You have now extracted the birch oil from the birch bark!
The deep black oil has a very strong and distinctive smell. It can be used to treat your knife to prevent the metal from rusting, treat leather and wood so it will never mildew or rot, and even to make material waterproof or resistant.
It is highly flammable so it can also be used to light a fire.
Vishnevsky liniment is a product which has been used to treat wounds, burns, skin ulcers and suppurations and contains birch oil. Later came to light that a prolonged application of this product could be associated with higher risk of skin cancer, haematologic or other malignancy. I couldn’t find which of the separate ingredients of this product was causing the higher risk on cancer.
For this reason I wouldn’t use this product directly on the skin like as face paint, a bug repellent or for medicinal uses (treating wounds, burns, skin ulcers and suppurations).
To make birch tar or pitch, boil down the oil very slowly. Work in a well ventilated environment as I can imagine that the strong vapours are very bad for your health. Wearing a gas-mask might not be a bad idea.
When boiling down the oil into tar, make sure there is no open flame as the fumes and oil are very flammable. For this reason it is best heated outdoors on a hot charcoal bed. When the oil is thickening, regularly cool your can or bowl to see if the oil solidifies into tar. Make sure you do not overdo it as the substance goes from oil to tar to useless carbon in a short amount of time.
When the tar will firm to your desired consistency remove it from the heat and allow it to cool. The birch tar can now be stored and used as glue and other purposes.
Birch tar becomes very hard in cold state and has a deep black colour.
The birch tar is completely water proof and can be used to seal seams on boots, moccasins and your backpack. It can be used to glue feathers to an arrow or fill gaps when hafting arrow and dart points.
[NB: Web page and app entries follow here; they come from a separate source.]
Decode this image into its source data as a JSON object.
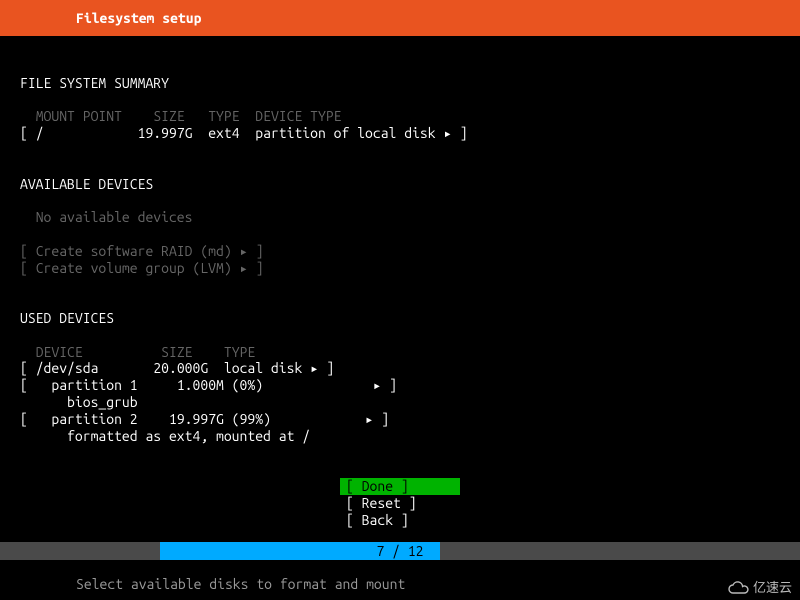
{
  "title": "Filesystem setup",
  "fss": {
    "header": "FILE SYSTEM SUMMARY",
    "cols": {
      "mount": "MOUNT POINT",
      "size": "SIZE",
      "type": "TYPE",
      "devtype": "DEVICE TYPE"
    },
    "row": {
      "mount": "/",
      "size": "19.997G",
      "type": "ext4",
      "devtype": "partition of local disk"
    }
  },
  "avail": {
    "header": "AVAILABLE DEVICES",
    "none": "No available devices",
    "raid": "Create software RAID (md)",
    "lvm": "Create volume group (LVM)"
  },
  "used": {
    "header": "USED DEVICES",
    "cols": {
      "device": "DEVICE",
      "size": "SIZE",
      "type": "TYPE"
    },
    "disk": {
      "name": "/dev/sda",
      "size": "20.000G",
      "type": "local disk"
    },
    "p1": {
      "name": "partition 1",
      "size": "1.000M",
      "pct": "(0%)",
      "sub": "bios_grub"
    },
    "p2": {
      "name": "partition 2",
      "size": "19.997G",
      "pct": "(99%)",
      "sub": "formatted as ext4, mounted at /"
    }
  },
  "buttons": {
    "done": "Done",
    "reset": "Reset",
    "back": "Back"
  },
  "progress": {
    "current": 7,
    "total": 12,
    "label": "7 / 12",
    "percent": 58
  },
  "hint": "Select available disks to format and mount",
  "watermark": "亿速云"
}
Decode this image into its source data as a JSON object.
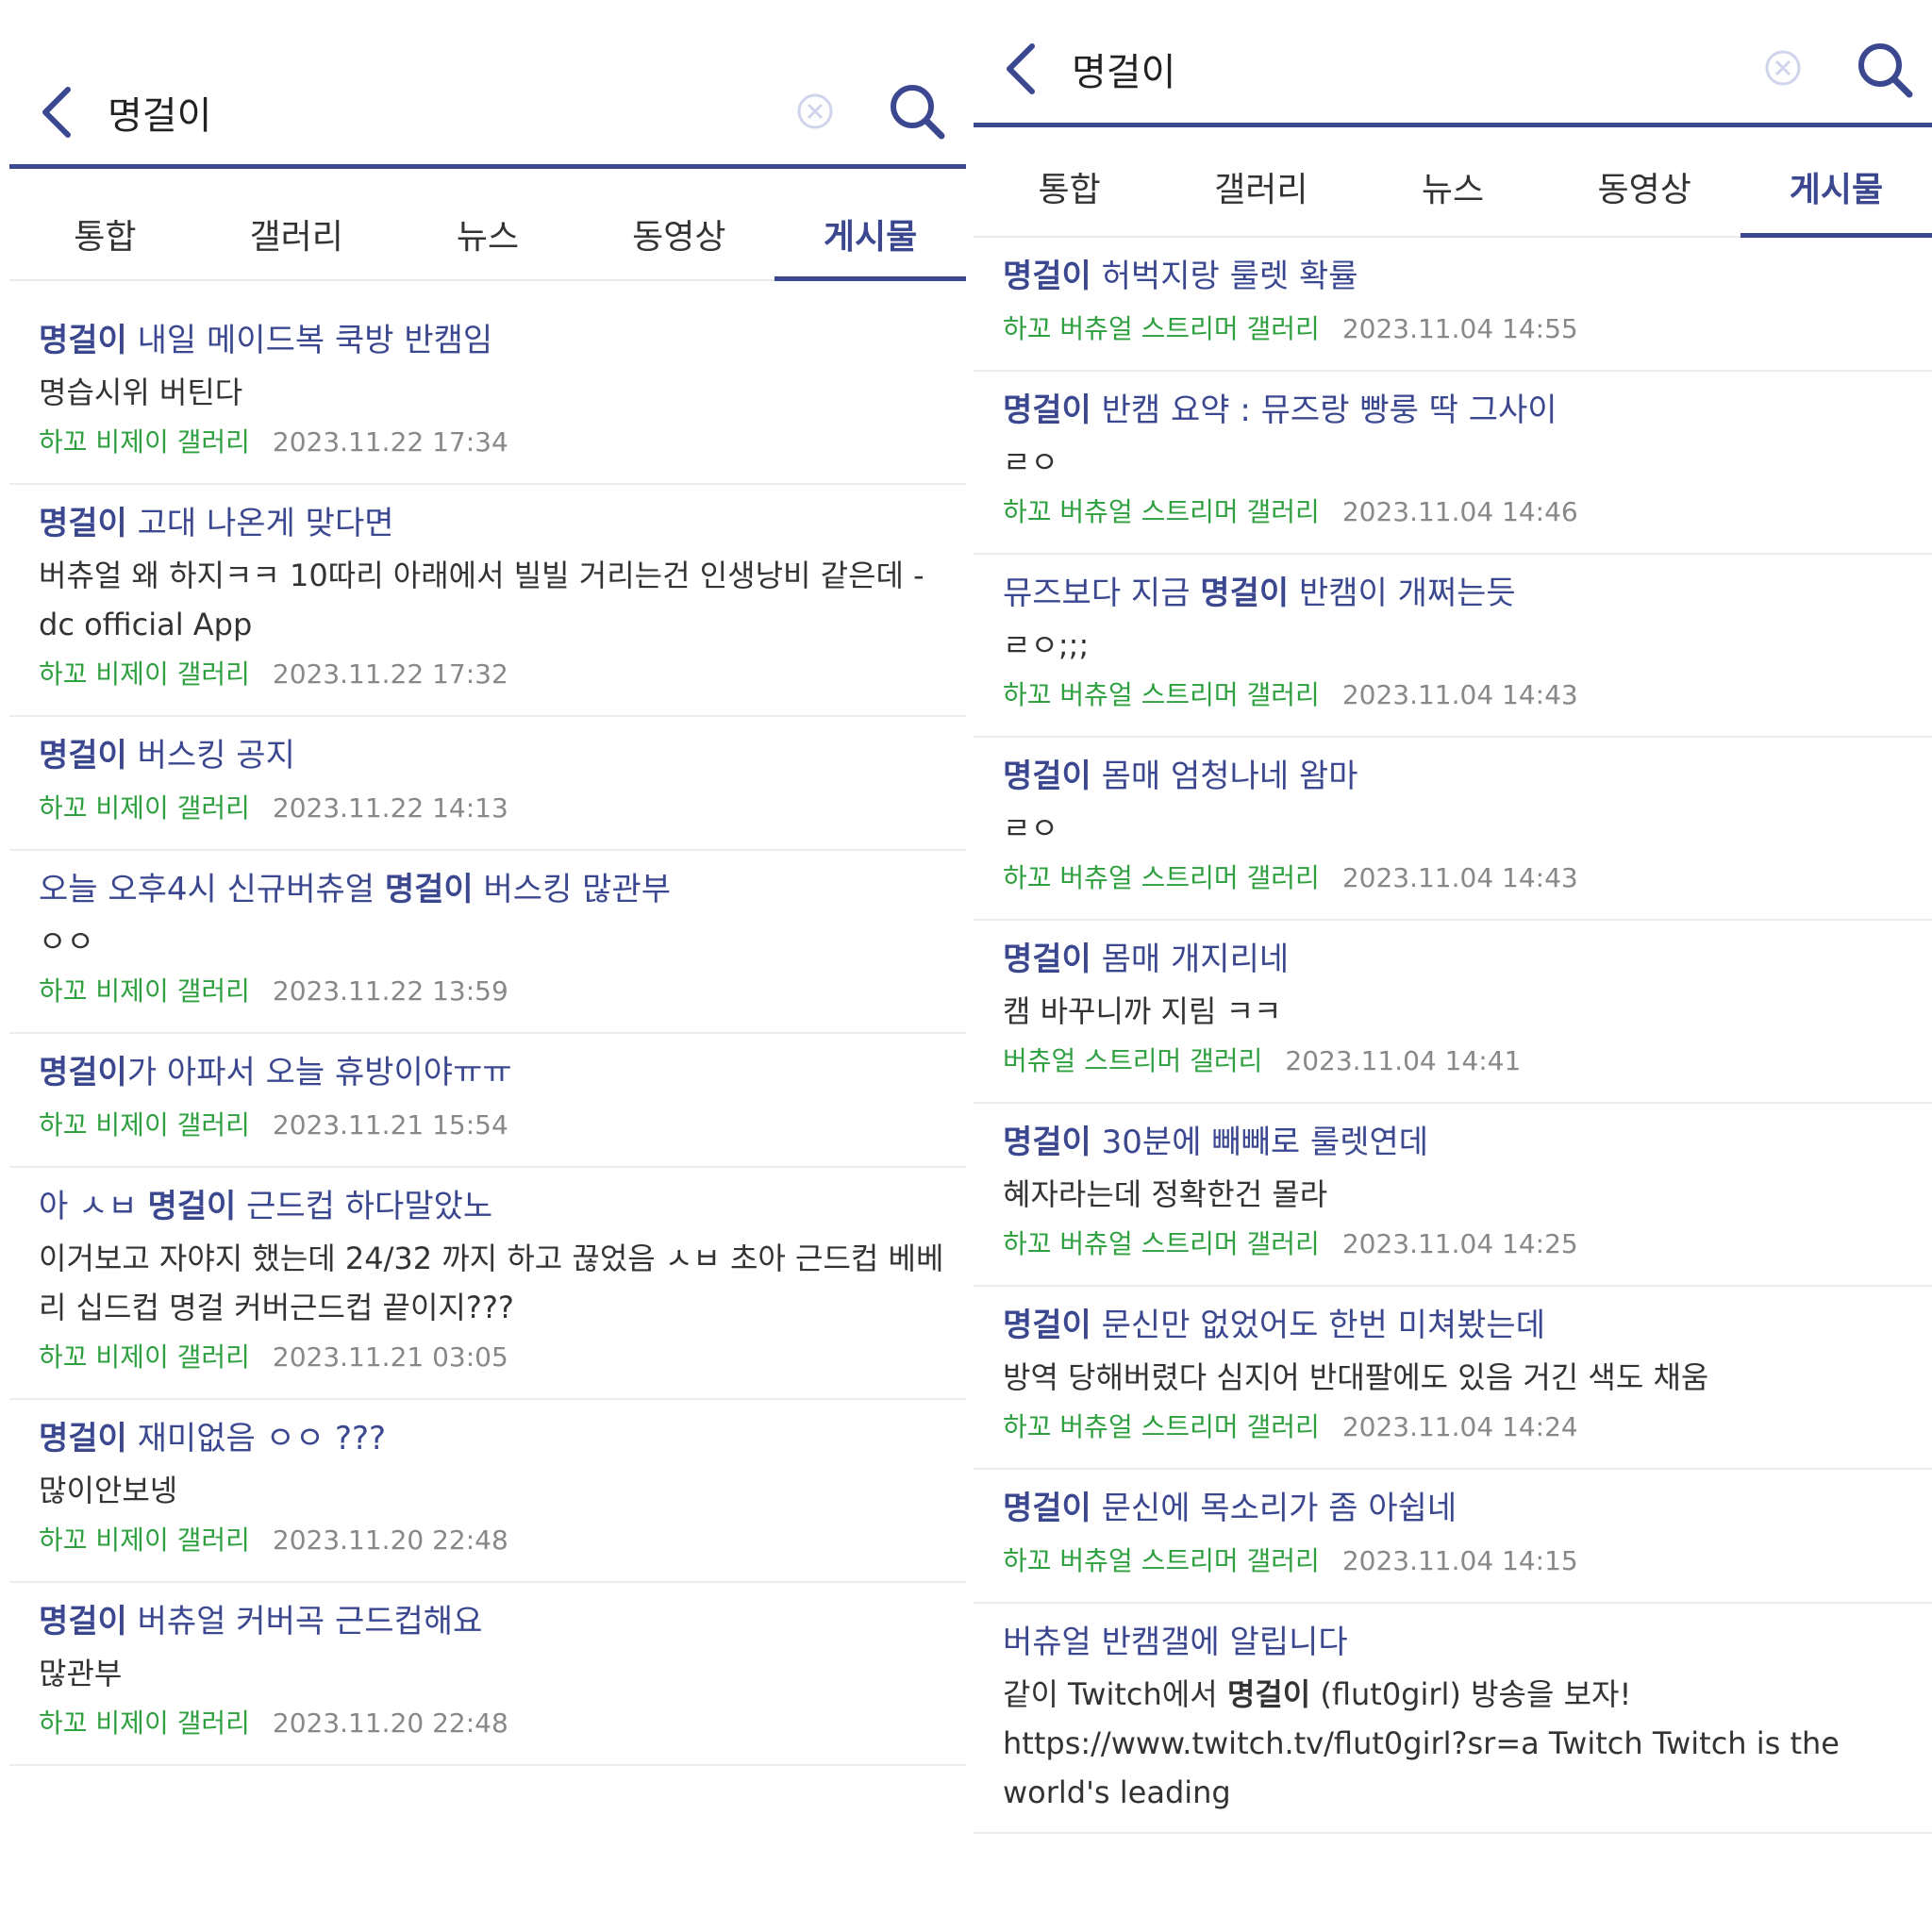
{
  "left": {
    "query": "명걸이",
    "tabs": [
      "통합",
      "갤러리",
      "뉴스",
      "동영상",
      "게시물"
    ],
    "active_tab": 4,
    "results": [
      {
        "title_pre": "",
        "title_kw": "명걸이",
        "title_post": " 내일 메이드복 쿡방 반캠임",
        "snippet": "명습시위 버틴다",
        "gallery": "하꼬 비제이 갤러리",
        "date": "2023.11.22 17:34"
      },
      {
        "title_pre": "",
        "title_kw": "명걸이",
        "title_post": " 고대 나온게 맞다면",
        "snippet": "버츄얼 왜 하지ㅋㅋ 10따리 아래에서 빌빌 거리는건 인생낭비 같은데 - dc official App",
        "gallery": "하꼬 비제이 갤러리",
        "date": "2023.11.22 17:32"
      },
      {
        "title_pre": "",
        "title_kw": "명걸이",
        "title_post": " 버스킹 공지",
        "snippet": "",
        "gallery": "하꼬 비제이 갤러리",
        "date": "2023.11.22 14:13"
      },
      {
        "title_pre": "오늘 오후4시 신규버츄얼 ",
        "title_kw": "명걸이",
        "title_post": " 버스킹 많관부",
        "snippet": "ㅇㅇ",
        "gallery": "하꼬 비제이 갤러리",
        "date": "2023.11.22 13:59"
      },
      {
        "title_pre": "",
        "title_kw": "명걸이",
        "title_post": "가 아파서 오늘 휴방이야ㅠㅠ",
        "snippet": "",
        "gallery": "하꼬 비제이 갤러리",
        "date": "2023.11.21 15:54"
      },
      {
        "title_pre": "아 ㅅㅂ ",
        "title_kw": "명걸이",
        "title_post": " 근드컵 하다말았노",
        "snippet": "이거보고 자야지 했는데 24/32 까지 하고 끊었음 ㅅㅂ 초아 근드컵 베베리 십드컵 명걸 커버근드컵 끝이지???",
        "gallery": "하꼬 비제이 갤러리",
        "date": "2023.11.21 03:05"
      },
      {
        "title_pre": "",
        "title_kw": "명걸이",
        "title_post": " 재미없음 ㅇㅇ ???",
        "snippet": "많이안보넹",
        "gallery": "하꼬 비제이 갤러리",
        "date": "2023.11.20 22:48"
      },
      {
        "title_pre": "",
        "title_kw": "명걸이",
        "title_post": " 버츄얼 커버곡 근드컵해요",
        "snippet": "많관부",
        "gallery": "하꼬 비제이 갤러리",
        "date": "2023.11.20 22:48"
      }
    ]
  },
  "right": {
    "query": "명걸이",
    "tabs": [
      "통합",
      "갤러리",
      "뉴스",
      "동영상",
      "게시물"
    ],
    "active_tab": 4,
    "results": [
      {
        "title_pre": "",
        "title_kw": "명걸이",
        "title_post": " 허벅지랑 룰렛 확률",
        "snippet": "",
        "gallery": "하꼬 버츄얼 스트리머 갤러리",
        "date": "2023.11.04 14:55"
      },
      {
        "title_pre": "",
        "title_kw": "명걸이",
        "title_post": " 반캠 요약 : 뮤즈랑 빵룽 딱 그사이",
        "snippet": "ㄹㅇ",
        "gallery": "하꼬 버츄얼 스트리머 갤러리",
        "date": "2023.11.04 14:46"
      },
      {
        "title_pre": "뮤즈보다 지금 ",
        "title_kw": "명걸이",
        "title_post": " 반캠이 개쩌는듯",
        "snippet": "ㄹㅇ;;;",
        "gallery": "하꼬 버츄얼 스트리머 갤러리",
        "date": "2023.11.04 14:43"
      },
      {
        "title_pre": "",
        "title_kw": "명걸이",
        "title_post": " 몸매 엄청나네 왐마",
        "snippet": "ㄹㅇ",
        "gallery": "하꼬 버츄얼 스트리머 갤러리",
        "date": "2023.11.04 14:43"
      },
      {
        "title_pre": "",
        "title_kw": "명걸이",
        "title_post": " 몸매 개지리네",
        "snippet": "캠 바꾸니까 지림 ㅋㅋ",
        "gallery": "버츄얼 스트리머 갤러리",
        "date": "2023.11.04 14:41"
      },
      {
        "title_pre": "",
        "title_kw": "명걸이",
        "title_post": " 30분에 빼빼로 룰렛연데",
        "snippet": "혜자라는데 정확한건 몰라",
        "gallery": "하꼬 버츄얼 스트리머 갤러리",
        "date": "2023.11.04 14:25"
      },
      {
        "title_pre": "",
        "title_kw": "명걸이",
        "title_post": " 문신만 없었어도 한번 미쳐봤는데",
        "snippet": "방역 당해버렸다 심지어 반대팔에도 있음 거긴 색도 채움",
        "gallery": "하꼬 버츄얼 스트리머 갤러리",
        "date": "2023.11.04 14:24"
      },
      {
        "title_pre": "",
        "title_kw": "명걸이",
        "title_post": " 문신에 목소리가 좀 아쉽네",
        "snippet": "",
        "gallery": "하꼬 버츄얼 스트리머 갤러리",
        "date": "2023.11.04 14:15"
      },
      {
        "title_pre": "버츄얼 반캠갤에 알립니다",
        "title_kw": "",
        "title_post": "",
        "snippet_pre": "같이 Twitch에서 ",
        "snippet_kw": "명걸이",
        "snippet_post": " (flut0girl) 방송을 보자! https://www.twitch.tv/flut0girl?sr=a Twitch Twitch is the world's leading",
        "gallery": "",
        "date": ""
      }
    ]
  },
  "colors": {
    "accent": "#3b4890",
    "gallery": "#2ea03f",
    "date": "#888888"
  },
  "icons": {
    "back": "chevron-left-icon",
    "clear": "clear-circle-icon",
    "search": "search-icon"
  }
}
Also a loose axe-head can be fixed steady onto its shaft.
|Birch tar/pitch is:||
|In an absolute solid state at||
|In a thermal plastic state at||
|In a softer state and can be moulded in your hands at||
|In a soft sticky putty state at||
|In a boiling state at about||